What is open source?
Source code is the language that tells a computer what to do. Open source is a type of source code that is accessible to the public. Other developers can access the code, study it, and modify and distribute their own versions.
For code to be open source, it has to be published in code form by the developer that creates it. Otherwise it is closed source.
Well, what’s so special about that?
When developers have access to open source code, they’re able to participate in a larger community. Many developers work to critique and comment on another developer’s code, which helps cultivate collaboration and learning. Despite not knowing one another personally, developers around the world with access to open source code are able to share their knowledge by viewing, inspecting, and changing code to not only fit the expectations of what their particular project may need, but also make another developer’s work stronger in the process.
Why should we be paying developers who are using free code?
Here is where things get a little confusing. “Open” doesn’t necessarily always mean “free.” In fact, developers do have the option of charging for the use of their open source code. However, in order to gain the most from the community and share what they’ve created and learned in the process, most developers instead will opt to not charge for access of the code itself, but rather for installation and ongoing support services.
A word of caution to those looking to build with open source code: While the concept of code that you don’t have to write seems appealing, the tradeoff is that you also don’t control its future. Make sure that the open source code you’re using is maintained. A good cautionary tale is Three20, which was a set of utilities to help developers build iOS apps more quickly. However, the original authors moved on to other tools, and so they stopped maintaining it. As a result, Three20 is no longer a suggested framework for iOS, and anyone who built their app on top of it has had to go through the time-consuming process of replacing it if they want their apps to stay up to date.

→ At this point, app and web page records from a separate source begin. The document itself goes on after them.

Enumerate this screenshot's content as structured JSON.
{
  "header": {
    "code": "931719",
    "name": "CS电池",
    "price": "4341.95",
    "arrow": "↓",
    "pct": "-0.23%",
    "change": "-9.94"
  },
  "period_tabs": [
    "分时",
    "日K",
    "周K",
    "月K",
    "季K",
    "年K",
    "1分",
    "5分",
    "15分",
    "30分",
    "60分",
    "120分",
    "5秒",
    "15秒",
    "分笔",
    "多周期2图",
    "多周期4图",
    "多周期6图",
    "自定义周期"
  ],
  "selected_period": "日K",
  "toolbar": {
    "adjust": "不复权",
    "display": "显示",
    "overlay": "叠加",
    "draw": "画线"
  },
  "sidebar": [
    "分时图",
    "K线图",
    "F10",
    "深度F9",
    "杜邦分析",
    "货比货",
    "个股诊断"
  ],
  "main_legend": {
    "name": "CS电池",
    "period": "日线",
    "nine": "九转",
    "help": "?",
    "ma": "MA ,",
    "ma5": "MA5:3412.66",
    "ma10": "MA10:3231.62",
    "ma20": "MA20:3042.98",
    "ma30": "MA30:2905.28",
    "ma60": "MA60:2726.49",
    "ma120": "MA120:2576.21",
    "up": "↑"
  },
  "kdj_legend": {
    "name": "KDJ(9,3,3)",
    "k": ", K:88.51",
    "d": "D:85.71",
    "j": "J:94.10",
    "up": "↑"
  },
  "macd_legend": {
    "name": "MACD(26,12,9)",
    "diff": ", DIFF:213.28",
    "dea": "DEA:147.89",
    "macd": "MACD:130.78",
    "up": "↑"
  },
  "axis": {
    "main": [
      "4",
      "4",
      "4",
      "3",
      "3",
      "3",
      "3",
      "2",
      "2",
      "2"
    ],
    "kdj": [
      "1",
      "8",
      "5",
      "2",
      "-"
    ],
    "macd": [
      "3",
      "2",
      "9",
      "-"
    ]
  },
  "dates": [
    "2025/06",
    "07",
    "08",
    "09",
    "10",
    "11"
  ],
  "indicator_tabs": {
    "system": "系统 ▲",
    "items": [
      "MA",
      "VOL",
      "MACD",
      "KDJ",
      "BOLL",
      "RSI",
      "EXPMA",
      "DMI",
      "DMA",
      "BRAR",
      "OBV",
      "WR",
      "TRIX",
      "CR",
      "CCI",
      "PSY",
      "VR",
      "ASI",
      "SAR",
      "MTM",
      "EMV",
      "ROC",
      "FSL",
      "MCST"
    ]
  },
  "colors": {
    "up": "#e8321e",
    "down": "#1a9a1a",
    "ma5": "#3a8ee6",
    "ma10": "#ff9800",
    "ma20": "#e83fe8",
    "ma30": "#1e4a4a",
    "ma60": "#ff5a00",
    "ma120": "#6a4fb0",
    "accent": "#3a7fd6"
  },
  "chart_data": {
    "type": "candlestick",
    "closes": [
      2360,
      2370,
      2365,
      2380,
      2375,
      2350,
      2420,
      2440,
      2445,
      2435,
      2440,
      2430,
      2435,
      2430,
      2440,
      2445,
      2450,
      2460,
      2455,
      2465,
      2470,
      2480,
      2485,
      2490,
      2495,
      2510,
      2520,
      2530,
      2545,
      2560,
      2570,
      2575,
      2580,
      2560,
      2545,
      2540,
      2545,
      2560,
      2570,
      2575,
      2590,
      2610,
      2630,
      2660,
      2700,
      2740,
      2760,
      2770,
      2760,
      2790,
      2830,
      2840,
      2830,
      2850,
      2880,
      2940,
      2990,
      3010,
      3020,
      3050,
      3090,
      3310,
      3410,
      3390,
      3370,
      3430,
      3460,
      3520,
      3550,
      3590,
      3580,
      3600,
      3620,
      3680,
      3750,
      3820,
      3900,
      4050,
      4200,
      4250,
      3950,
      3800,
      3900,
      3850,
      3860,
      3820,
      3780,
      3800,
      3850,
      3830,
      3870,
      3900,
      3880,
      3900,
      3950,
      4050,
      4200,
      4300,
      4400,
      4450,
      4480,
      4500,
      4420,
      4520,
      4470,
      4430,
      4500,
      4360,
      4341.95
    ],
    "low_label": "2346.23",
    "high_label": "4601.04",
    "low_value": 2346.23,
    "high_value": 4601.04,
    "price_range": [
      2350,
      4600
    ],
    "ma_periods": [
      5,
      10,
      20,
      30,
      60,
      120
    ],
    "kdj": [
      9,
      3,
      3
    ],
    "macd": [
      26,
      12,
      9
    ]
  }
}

Working with a development team that uses open source code responsibly means that you are benefiting from the knowledge of many minds, and not just that of the teams which are implementing the open source code. Because developers around the world have access to open source, there are typically people who take responsibility for the upkeep of the library, which entails:
- Planning and executing new features, which can be done through a community process.
- Fielding bug reports and feature requests and managing these fixes accordingly.
- Ensuring code continues to to work and evolve for various platforms (iOS, Android, Web, etc.).
There is also the option of choosing to promote the library through talks, blog posts, advertising, using it in a client’s app, or by word of mouth. While it does require a lot of upkeep, for developers, using open source is an opportunity to allow your product to be crafted with the best code possible.
What are some open source libraries we’ve created here at Raizlabs?
Our developers are team players who do their best to provide solutions to team members and clients, and they’re constantly working to improve efficiency and process. Creating open source code libraries allows us to be creative with our solutions and to share them with the community. Here are some open source libraries we’ve created:
Setting up real Bluetooth devices takes time and energy, but as a developer, it is crucial to be able to test that the app you’re building will respond correctly. We built RZBluetooth to make Core Bluetooth, which is iOS’s built-in mechanism for communicating with peripherals over Bluetooth, easier to use and test.
A tool to make it easier to work with databases on Android devices.
iOS provides first-rate typography tools, which allow us to translate a designer’s vision into a working app. However, the tools are cumbersome, making even simple designs a chore to implement. BonMot unleashes all that typographic potential with a set of tools that allow developers to quickly and easily bring sophisticated designs to life.
If you’re interested in digging deeper into the tech behind what we do here at Raizlabs, feel free to check out our developer blog. If you have any other questions about what we do and how we can work together while incorporating tools like open source, feel free to get in touch. We’d love to discuss a project you have in mind and how we can help.